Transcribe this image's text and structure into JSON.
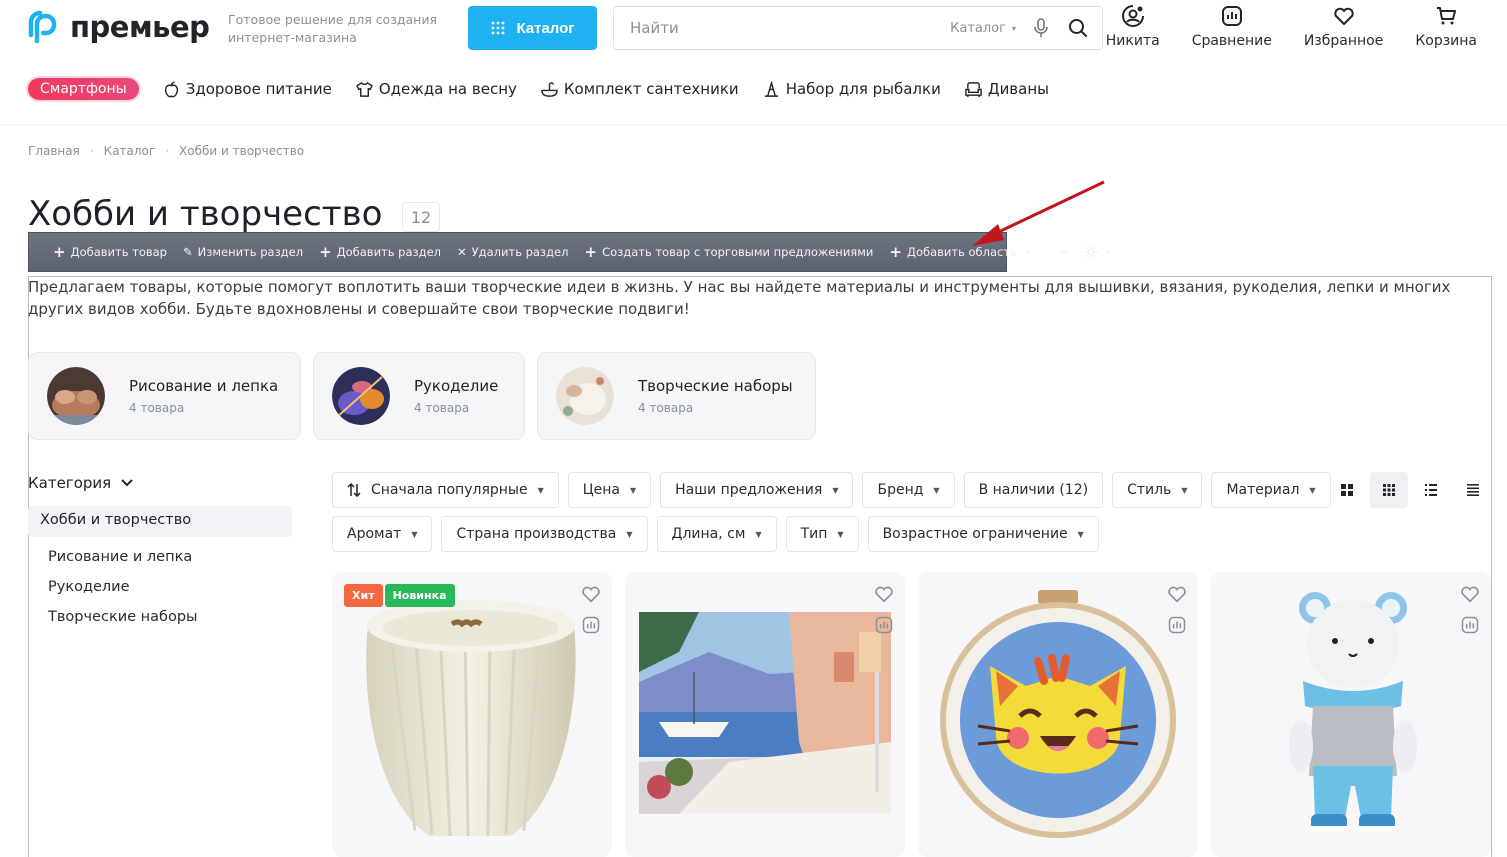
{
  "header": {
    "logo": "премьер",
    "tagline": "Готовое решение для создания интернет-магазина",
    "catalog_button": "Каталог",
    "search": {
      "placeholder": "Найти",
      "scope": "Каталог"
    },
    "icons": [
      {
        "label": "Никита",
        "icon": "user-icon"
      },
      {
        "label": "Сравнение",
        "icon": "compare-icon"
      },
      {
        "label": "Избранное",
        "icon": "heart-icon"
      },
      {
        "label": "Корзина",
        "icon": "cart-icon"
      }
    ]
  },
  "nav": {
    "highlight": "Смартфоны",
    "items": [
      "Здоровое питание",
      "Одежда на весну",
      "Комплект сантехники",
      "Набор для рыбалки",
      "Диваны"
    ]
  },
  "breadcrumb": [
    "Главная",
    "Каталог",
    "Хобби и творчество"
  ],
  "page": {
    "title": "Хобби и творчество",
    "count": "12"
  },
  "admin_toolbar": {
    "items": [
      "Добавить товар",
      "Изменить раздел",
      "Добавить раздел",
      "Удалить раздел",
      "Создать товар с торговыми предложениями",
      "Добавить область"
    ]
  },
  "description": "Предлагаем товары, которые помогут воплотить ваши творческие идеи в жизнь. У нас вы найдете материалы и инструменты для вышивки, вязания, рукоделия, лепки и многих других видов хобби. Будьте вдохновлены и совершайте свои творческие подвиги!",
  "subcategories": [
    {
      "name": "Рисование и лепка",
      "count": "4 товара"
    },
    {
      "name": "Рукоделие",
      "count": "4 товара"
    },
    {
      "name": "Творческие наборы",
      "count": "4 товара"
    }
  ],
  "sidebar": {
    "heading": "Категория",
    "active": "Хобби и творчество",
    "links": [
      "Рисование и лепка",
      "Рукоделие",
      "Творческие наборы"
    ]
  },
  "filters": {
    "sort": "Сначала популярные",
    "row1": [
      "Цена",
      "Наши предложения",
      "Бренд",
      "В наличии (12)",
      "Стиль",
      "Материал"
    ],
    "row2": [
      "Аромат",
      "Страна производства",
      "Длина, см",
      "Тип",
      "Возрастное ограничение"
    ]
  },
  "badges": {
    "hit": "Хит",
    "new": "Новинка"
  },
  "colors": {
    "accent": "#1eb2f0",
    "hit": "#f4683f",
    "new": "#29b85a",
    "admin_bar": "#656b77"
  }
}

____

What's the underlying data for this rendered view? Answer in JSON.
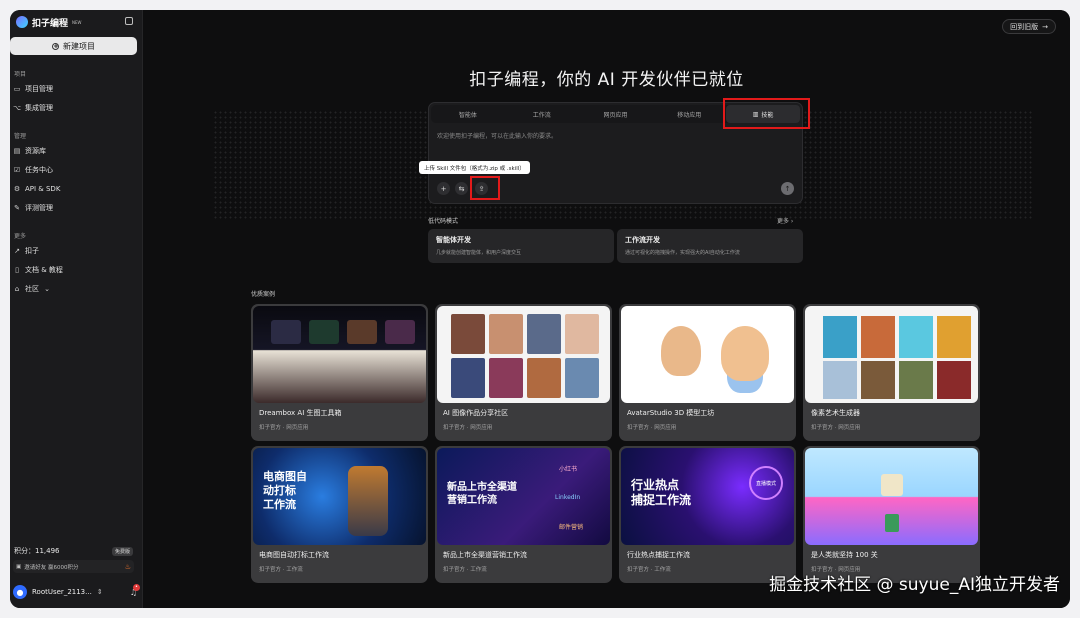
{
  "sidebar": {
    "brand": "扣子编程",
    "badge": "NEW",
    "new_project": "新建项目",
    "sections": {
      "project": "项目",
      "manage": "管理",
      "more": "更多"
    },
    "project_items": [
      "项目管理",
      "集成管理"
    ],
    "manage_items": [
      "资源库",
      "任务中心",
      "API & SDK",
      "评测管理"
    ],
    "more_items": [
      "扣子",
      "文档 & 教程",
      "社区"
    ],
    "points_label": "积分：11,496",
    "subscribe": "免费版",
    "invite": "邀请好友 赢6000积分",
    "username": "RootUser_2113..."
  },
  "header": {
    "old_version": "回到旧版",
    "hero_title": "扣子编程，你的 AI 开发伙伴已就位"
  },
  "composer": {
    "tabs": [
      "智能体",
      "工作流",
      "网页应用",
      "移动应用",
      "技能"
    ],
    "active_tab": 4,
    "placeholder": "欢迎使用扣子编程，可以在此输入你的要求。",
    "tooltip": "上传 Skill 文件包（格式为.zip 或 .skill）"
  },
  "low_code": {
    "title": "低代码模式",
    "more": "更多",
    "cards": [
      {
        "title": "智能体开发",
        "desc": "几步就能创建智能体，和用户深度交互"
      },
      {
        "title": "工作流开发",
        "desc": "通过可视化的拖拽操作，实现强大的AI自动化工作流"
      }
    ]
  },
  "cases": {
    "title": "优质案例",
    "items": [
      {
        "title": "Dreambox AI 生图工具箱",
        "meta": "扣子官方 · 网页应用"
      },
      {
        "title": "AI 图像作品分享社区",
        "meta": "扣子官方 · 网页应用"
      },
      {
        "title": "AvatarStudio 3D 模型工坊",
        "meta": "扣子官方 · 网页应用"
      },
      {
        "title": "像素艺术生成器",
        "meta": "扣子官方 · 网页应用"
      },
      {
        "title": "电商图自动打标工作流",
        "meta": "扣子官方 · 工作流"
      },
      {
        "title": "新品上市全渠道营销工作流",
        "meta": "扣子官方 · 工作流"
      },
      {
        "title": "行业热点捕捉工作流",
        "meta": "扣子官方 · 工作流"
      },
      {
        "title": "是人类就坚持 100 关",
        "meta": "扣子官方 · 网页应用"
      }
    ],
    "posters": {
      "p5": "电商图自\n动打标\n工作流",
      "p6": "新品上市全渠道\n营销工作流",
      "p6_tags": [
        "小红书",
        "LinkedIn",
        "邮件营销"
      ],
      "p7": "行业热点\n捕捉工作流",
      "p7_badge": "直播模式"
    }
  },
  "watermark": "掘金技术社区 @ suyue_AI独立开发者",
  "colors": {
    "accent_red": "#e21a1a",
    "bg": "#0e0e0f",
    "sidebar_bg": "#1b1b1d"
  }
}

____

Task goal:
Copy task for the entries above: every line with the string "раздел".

Answer section:
      "Изменить раздел",
      "Добавить раздел",
      "Удалить раздел",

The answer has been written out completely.